Contributed by Dean R.
How have you integrated Curriculum Trak into your school culture?
We talk about Curriculum Trak a lot as a staff. We talk about it in staff meetings. We create space in our PLCs for Curriculum Trak. It is referenced in our staff memos. We have lead teachers that reach out to their colleagues to see if they can be of any help in the documentation process. We create smaller deadlines along the way.
What steps did you take to train, support, and encourage your teachers in their mapping efforts?
I made sure that I understood the process. I asked a teacher who struggled with technology skills if I could help her with the documentation process. While working with her, I completed the maps for a few of her courses. This helped me to understand the process and the challenges that a teacher would face, if any. It also helped me to understand how a techno-phobe teacher saw Curriculum Trak. After I learned the process and actually did it, I sat down with some key lead teachers. I trained the trainers, so to speak. I picked people that I knew would be enthusiastic about the documentation process. These teachers knew that they would be expected to help other teachers once they were comfortable. Then, together, we trained the entire faculty. Once the faculty had initial training, the trainers would follow up with the teachers to answer any specific questions and to walk through the process with them again. They continued to follow up with teachers. We would notice who was behind in their mapping, and then the trainers would follow up with those teachers. We provided staff meeting time for the faculty to work on their maps. We would feed questions to the PLCs so the teachers would talk about their mapping as part of continuing school improvement. All the while, the trainers were reaching out to teachers. Now, I am no longer involved in the training process. The trainers do all of the work. When a new teacher joins the staff, they are immediately scheduled with a 2-hour training session with a trainer. Trainers then follow up many times with the new teacher. Depending on the comfort level of the new teacher, this can last a few weeks or a few months.
What unexpected insights, findings or benefits have you discovered from your mapping efforts so far?
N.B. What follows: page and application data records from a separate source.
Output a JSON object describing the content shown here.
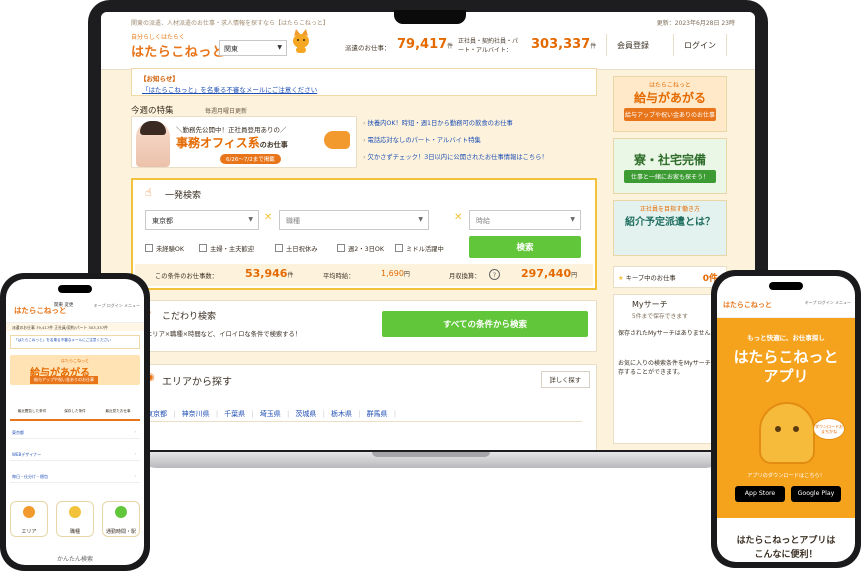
{
  "desktop": {
    "tagline": "関東の派遣、人材派遣のお仕事・求人情報を探すなら【はたらこねっと】",
    "updated": "更新：2023年6月28日 23時",
    "logo_small": "自分らしくはたらく",
    "logo": "はたらこねっと",
    "region": "関東",
    "stats": {
      "dispatch_label": "派遣のお仕事：",
      "dispatch_value": "79,417",
      "unit": "件",
      "other_label": "正社員・契約社員・パート・アルバイト：",
      "other_value": "303,337"
    },
    "header_buttons": {
      "register": "会員登録",
      "login": "ログイン"
    },
    "notice": {
      "label": "【お知らせ】",
      "link": "「はたらこねっと」を名乗る不審なメールにご注意ください"
    },
    "weekly": {
      "title": "今週の特集",
      "subtitle": "毎週月曜日更新",
      "banner_line1": "＼勤務先公開中！正社員登用ありの／",
      "banner_line2": "事務オフィス系",
      "banner_line2_suffix": "のお仕事",
      "banner_pill": "6/26〜7/2まで掲載",
      "links": [
        "扶養内OK！時短・週1日から勤務可の飲食のお仕事",
        "電話応対なしのパート・アルバイト特集",
        "欠かさずチェック！3日以内に公開されたお仕事情報はこちら！"
      ]
    },
    "search": {
      "title": "一発検索",
      "area": "東京都",
      "job_placeholder": "職種",
      "pay_placeholder": "時給",
      "checks": [
        "未経験OK",
        "主婦・主夫歓迎",
        "土日祝休み",
        "週2・3日OK",
        "ミドル活躍中"
      ],
      "button": "検索",
      "count_label": "この条件のお仕事数：",
      "count_value": "53,946",
      "unit": "件",
      "hourly_label": "平均時給：",
      "hourly_value": "1,690",
      "hourly_unit": "円",
      "monthly_label": "月収換算：",
      "monthly_value": "297,440",
      "monthly_unit": "円"
    },
    "kodawari": {
      "title": "こだわり検索",
      "desc": "エリア×職種×時間など、イロイロな条件で検索する！",
      "button": "すべての条件から検索"
    },
    "area": {
      "title": "エリアから探す",
      "more": "詳しく探す",
      "prefs": [
        "東京都",
        "神奈川県",
        "千葉県",
        "埼玉県",
        "茨城県",
        "栃木県",
        "群馬県"
      ]
    },
    "sidebar": {
      "ad1": {
        "top": "はたらこねっと",
        "main": "給与があがる",
        "sub": "給与アップや祝い金ありのお仕事"
      },
      "ad2": {
        "top": "",
        "main": "寮・社宅完備",
        "sub": "仕事と一緒にお家も探そう！"
      },
      "ad3": {
        "top": "正社員を目指す働き方",
        "main": "紹介予定派遣とは？",
        "sub": ""
      },
      "keep_label": "キープ中のお仕事",
      "keep_count": "0件",
      "mysearch_title": "Myサーチ",
      "mysearch_sub": "5件まで保存できます",
      "mysearch_t1": "保存されたMyサーチはありません。",
      "mysearch_t2": "お気に入りの検索条件をMyサーチに保存することができます。"
    }
  },
  "phone_left": {
    "logo": "はたらこねっと",
    "region": "関東 変更",
    "icons": "キープ ログイン メニュー",
    "stats": "派遣のお仕事 79,417件 正社員/契約/パート 303,337件",
    "notice": "「はたらこねっと」を名乗る不審なメールにご注意ください",
    "banner_top": "はたらこねっと",
    "banner_main": "給与があがる",
    "banner_sub": "給与アップや祝い金ありのお仕事",
    "tabs": [
      "最近閲覧した条件",
      "保存した条件",
      "最近見たお仕事"
    ],
    "list": [
      "東京都",
      "WEBデザイナー",
      "毎日・仕分け・梱包"
    ],
    "buttons": [
      "エリア",
      "職種",
      "通勤時間・駅"
    ],
    "easy": "かんたん検索"
  },
  "phone_right": {
    "logo": "はたらこねっと",
    "icons": "キープ ログイン メニュー",
    "line1": "もっと快適に、お仕事探し",
    "line2": "はたらこねっと",
    "line3": "アプリ",
    "bubble": "ダウンロードおまちかね",
    "download": "アプリのダウンロードはこちら！",
    "app_store": "App Store",
    "google_play": "Google Play",
    "bottom1": "はたらこねっとアプリは",
    "bottom2": "こんなに便利！"
  },
  "colors": {
    "accent": "#e8751a",
    "green": "#62c63a",
    "link": "#1f4fb5",
    "yellow": "#f2c23a"
  }
}
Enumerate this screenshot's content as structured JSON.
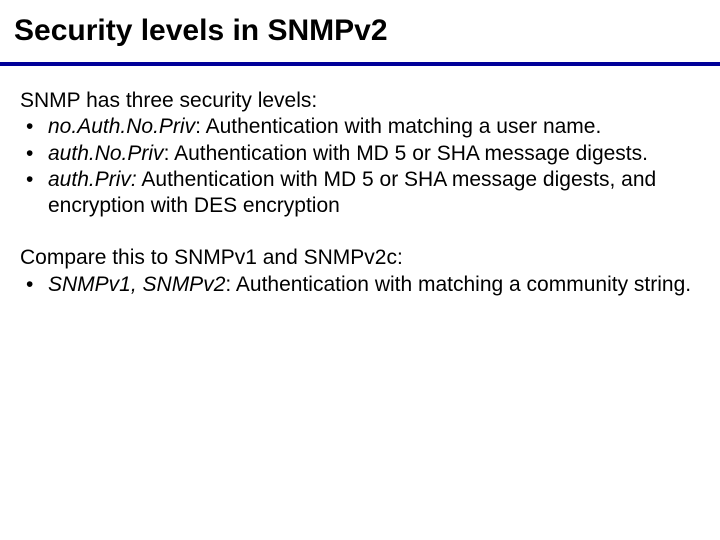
{
  "colors": {
    "accent": "#000099"
  },
  "title": "Security levels in SNMPv2",
  "section1": {
    "intro": "SNMP has three security levels:",
    "items": [
      {
        "term": "no.Auth.No.Priv",
        "sep": ": ",
        "desc": "Authentication with matching a user name."
      },
      {
        "term": "auth.No.Priv",
        "sep": ": ",
        "desc": "Authentication with MD 5 or SHA message digests."
      },
      {
        "term": " auth.Priv:",
        "sep": " ",
        "desc": "Authentication with MD 5 or SHA message digests, and encryption with DES encryption"
      }
    ]
  },
  "section2": {
    "intro": "Compare this to SNMPv1 and SNMPv2c:",
    "items": [
      {
        "term": "SNMPv1, SNMPv2",
        "sep": ": ",
        "desc": "Authentication with matching a community string."
      }
    ]
  }
}
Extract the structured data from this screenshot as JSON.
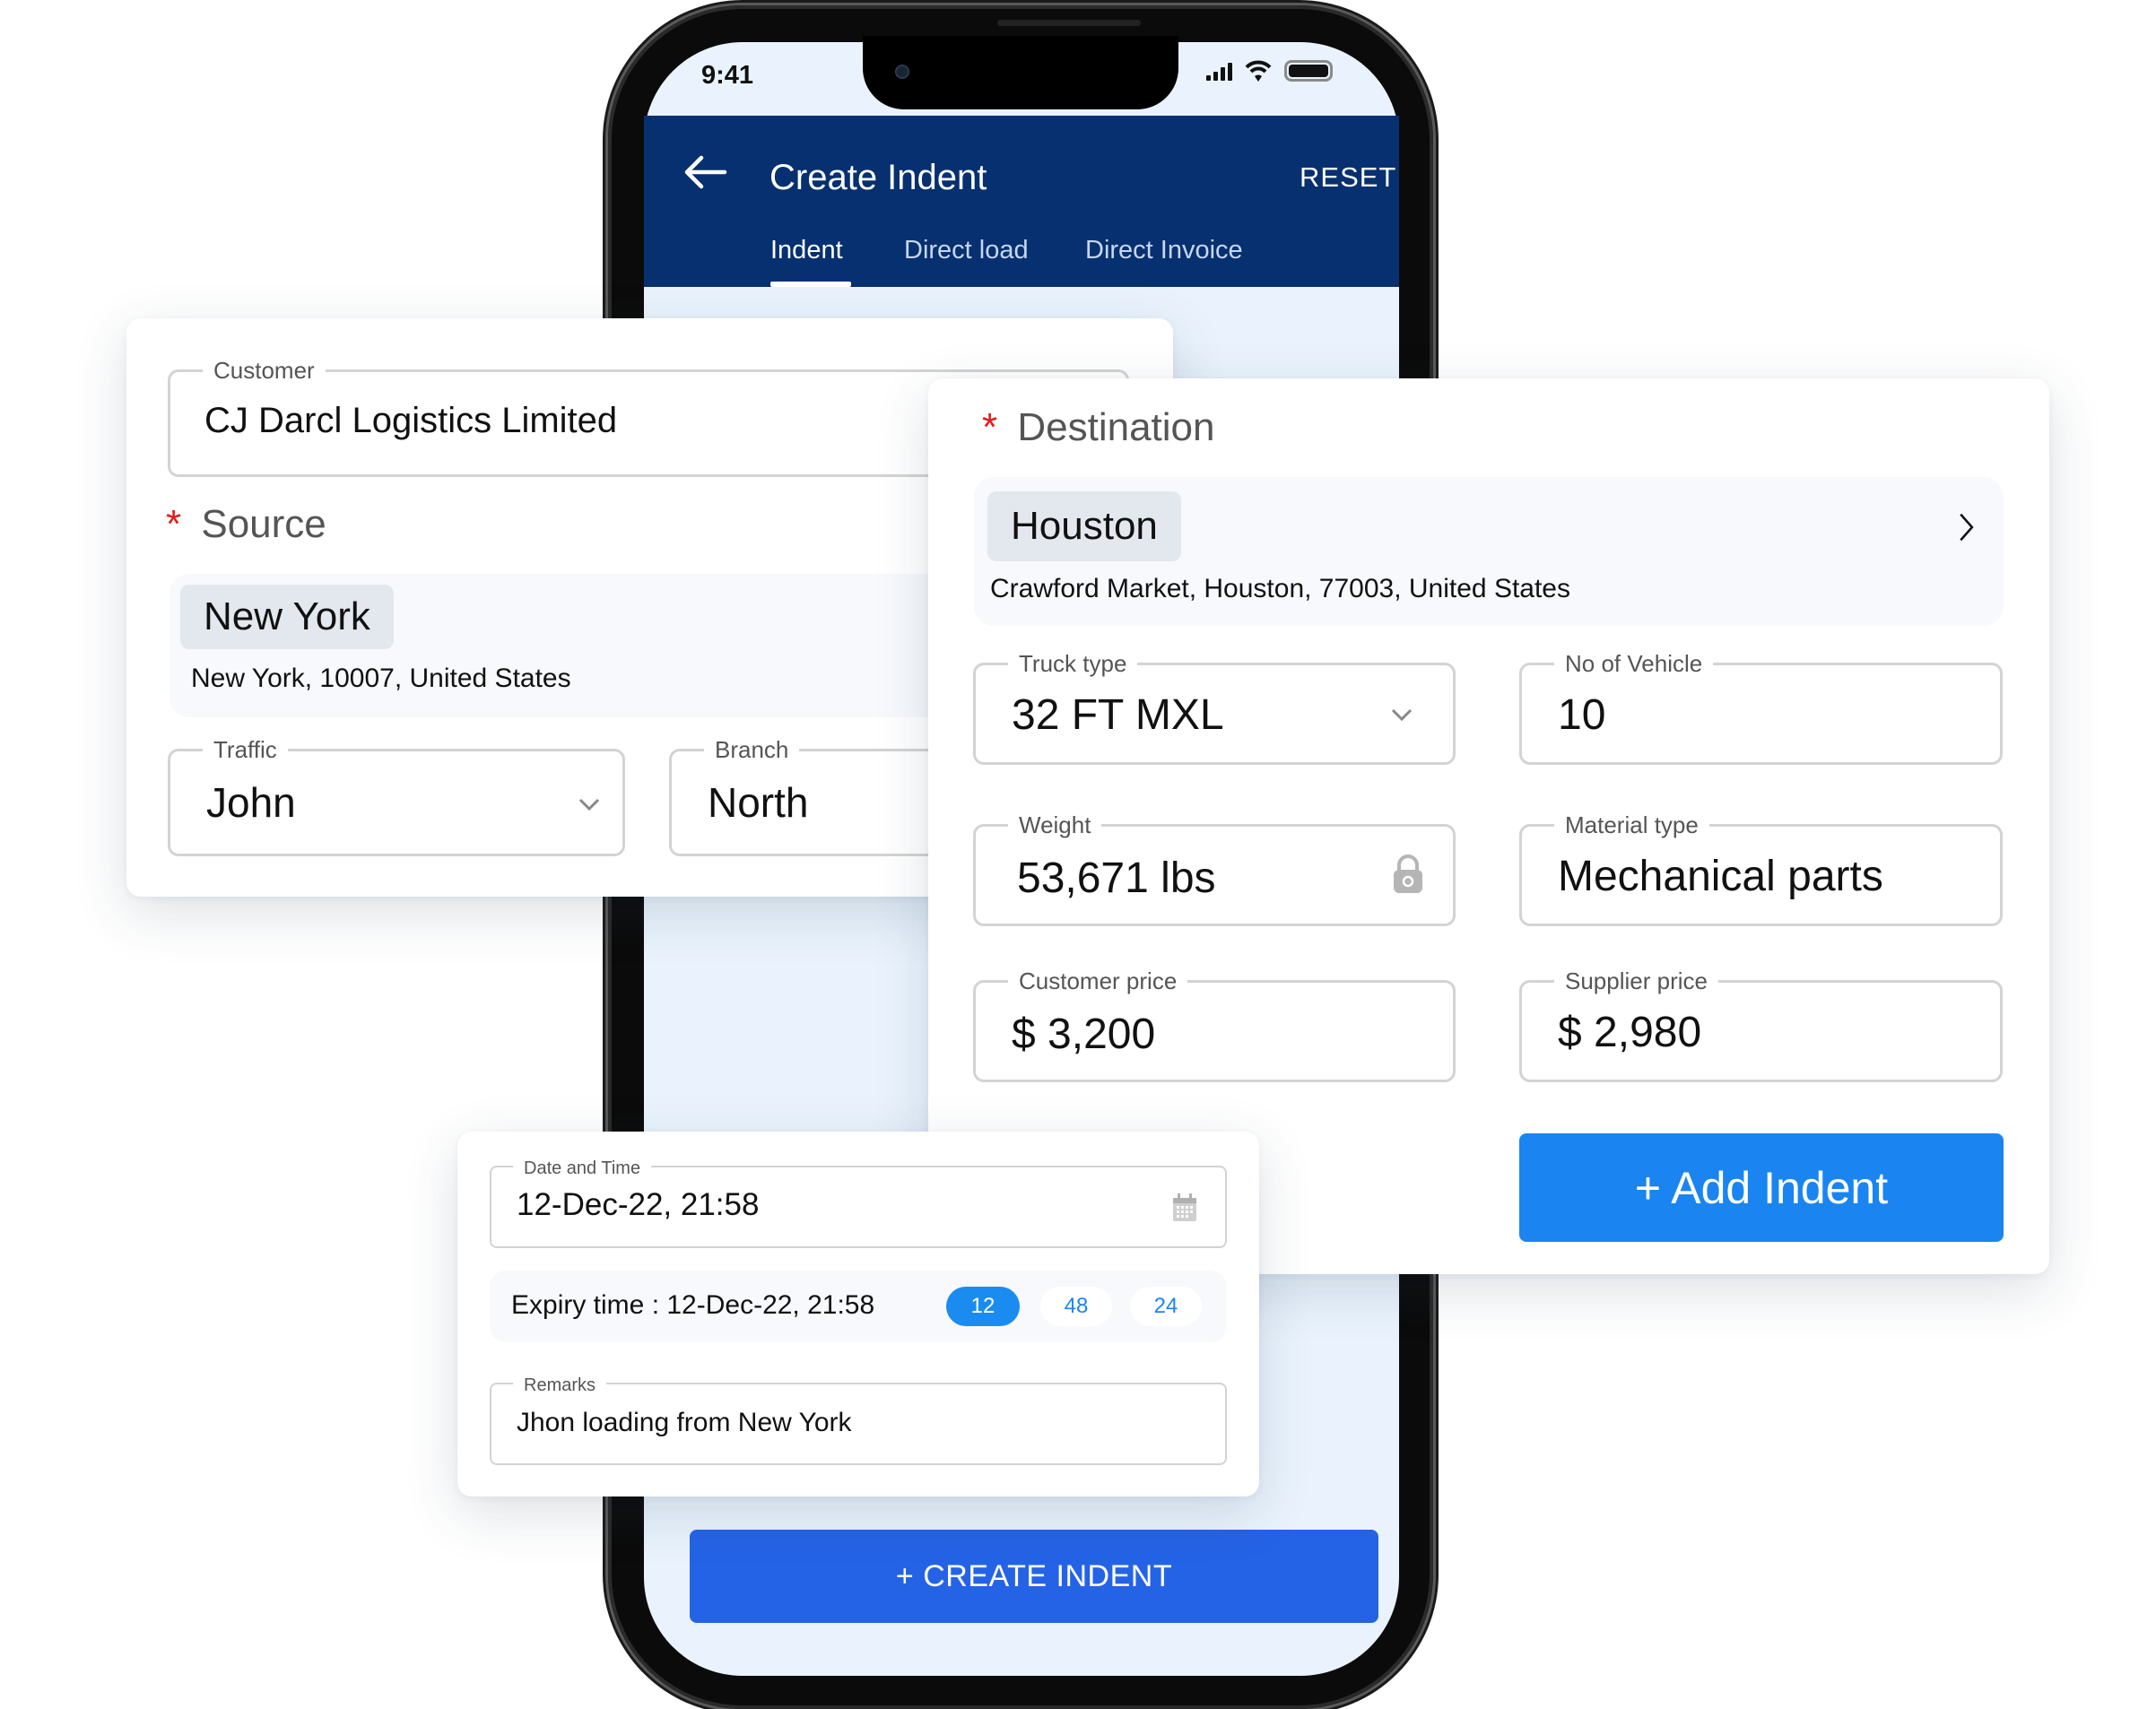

It helped us to see where some teachers had gone rogue and were doing their own thing. A couple of teachers weren’t following the prescribed maps that we already had on Excel spreadsheets, or they weren’t keeping the maps current. It revealed a lot of information. Much of that information was good–we had great teachers who were excellent at their craft. Others needed some encouragement to follow the school’s expectations. That has been successful.
We are considered by some Christian schools in the Midwest to have expertise in Biblical worldview integration. This is because of a unique system that we have in place–one that took 3-years of intense professional development (with Worldview Matters, Seattle, WA and Dr. Christian Overman). When schools would ask us about how we document our efforts, it was easy to send PDFs of certain maps to help people better understand our process.
One of the smartest things we did was to have Curriculm Trak turn our Biblical Worldview Premises into benchmarks. When that was finished, we loaded them on to every map for every subject for every grade level. This allowed us to track these benchmarks. We now train other schools how to do this process–creating schoolwide Biblical Worldview Premises, and then tracking their use in the entire school. I just did a training about this in Madison, WI on Friday at Impact Christian Schools–a new Curriculum Trak partner school system.
What advice would you offer to schools just starting the process?
Make the mapping of your software part of the professional process and time that is already expected of the school. We gave “staff meeting” time to this. While the maps couldn’t be completed in ONLY the provided staff time, it helped the teachers to know that it was important to the administration. It also helped to build some camaraderie around the process–everyone was working on it together in the same room (our school computer lab). It was more enjoyable for our teachers to work on their maps in the computer lab with their colleagues sitting next to them. Teachers have thanked us for giving them the time to work on it. We still do this.
As an aside: Even though our maps are mature, they still need to be regularly updated to keep them current. To ensure they are current, we still give teachers time to work on their maps. We now encourage teachers to upload as much documentation into the maps as possible. Do you have a packet that you use with the unit? Upload it. Do you use the same review sheet every time you teach this unit? Upload it.
What tips, strategies, or tools did you find most helpful in advancing your efforts?
As mentioned before, giving teachers time to do this. We also kept monthly track of the progress teachers were making in documenting their maps. At the beginning of each month (during a staff meeting), we would pass out progress reports. Each teacher’s report listed what was left to do. The reports got quite specific. When a teacher had nothing left on their list, a big deal was made about it, and the teacher was no longer required to report to the CT staff meetings–something that motivated other teachers. It became part of the culture to have an empty list. Teachers would ask exactly when the next monthly list would come out. They wanted to know so they could work to reduce their monthly list, or to get removed from the report list.
Where are your mapping efforts leading you? What’s next as a result of your efforts?
We added a column for Essential Questions that is currently hidden in each of our maps. We intend to grow in this area, and then make the column visible again. We are also working to upload as much documentation to our maps as possible.